When a cycle of hostile violence has been established and entrenched, it needs a breakthrough to an orientation of understanding and cooperation. In the third article, by Ayo Whetho and Ufo Okeke Uzodike, the role of religious networks in the post-war Democratic Republic of the Congo (DRC) is explored. The idea is not to propagate religion in general or any specific religion as a peacemaking institution. After all, the histories of religion and particular religions contain laudable examples of peacemaking and deplorable examples of religiously inspired conflicts and wars. The authors indeed refer to religious networks that use their powerful influence towards ‘destructive ends’. What they do emphasise, however, is that in the DRC, during and after the conflicts, religious networks have stepped in to render crucial social services which the state failed to provide. In this way the religious communities have earned well deserved gratitude and respect, plus reaping the benefits of phenomenal growth in their membership. What is also highlighted in the article, is the ‘constructive engagement by faith-based groups in the public domain’, and the way in which this rendering of service to fellow-human beings definitely facilitated and still facilitates the process of building peace in the war-ravaged country.

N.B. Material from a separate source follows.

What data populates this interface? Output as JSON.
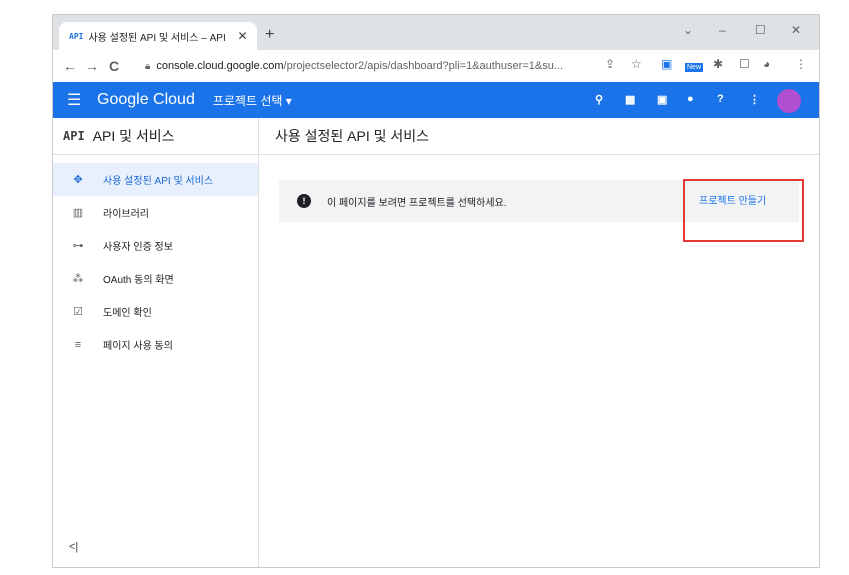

In the last article, Cedric de Coning takes the topic of cooperation a step further than the convergence of parties who had been in conflict. He argues convincingly for an integrated approach – as adopted by the United Nations (UN) – in all peacebuilding and post-conflict reconstruction programmes. Different kinds of work have to be done by different actors, but the various parts of the overall task of restoring and sustaining peace can be performed more effectively if the leaders, organisers and workers are aware of their interdependence. Even more importantly, the providers of the peacebuilding services should also be committed to an interdependence that includes the local actors. The people of the country or countries concerned should be involved in satisfying and encouraging ways, and share ownership of the peacebuilding and reconstruction process.
Taken one by one, each of these articles gives us a thorough description and discussion of the topic concerned. Jointly, however, they provide us with the added value of a strong thrust towards cooperation in cases where separatist and antagonistic tendencies are wielding their power. This constructive approach can be meaningful not only where the divisiveness is caused by ethnic or religious separateness, or by organisational non-relatedness (precisely in peacebuilding), but also in many other situations. After all, almost anything can be approached and performed with either a spirit of antagonism or one of affiliation.
Very fittingly, the book review in this issue, written by Theo Neethling, is on Stanley Meisler’s biography of Kofi Annan. In the review, and in the book itself, we can read about the instructive and inspiring example of ‘a man of peace in a world of war’. Many more such people are indeed needed in this war-prone world, in leadership positions and across the spectrum of positions in socio-political life. The climate of realistic coexistence and cooperation has to be created where it is still non-existent, and promoted where it is already present.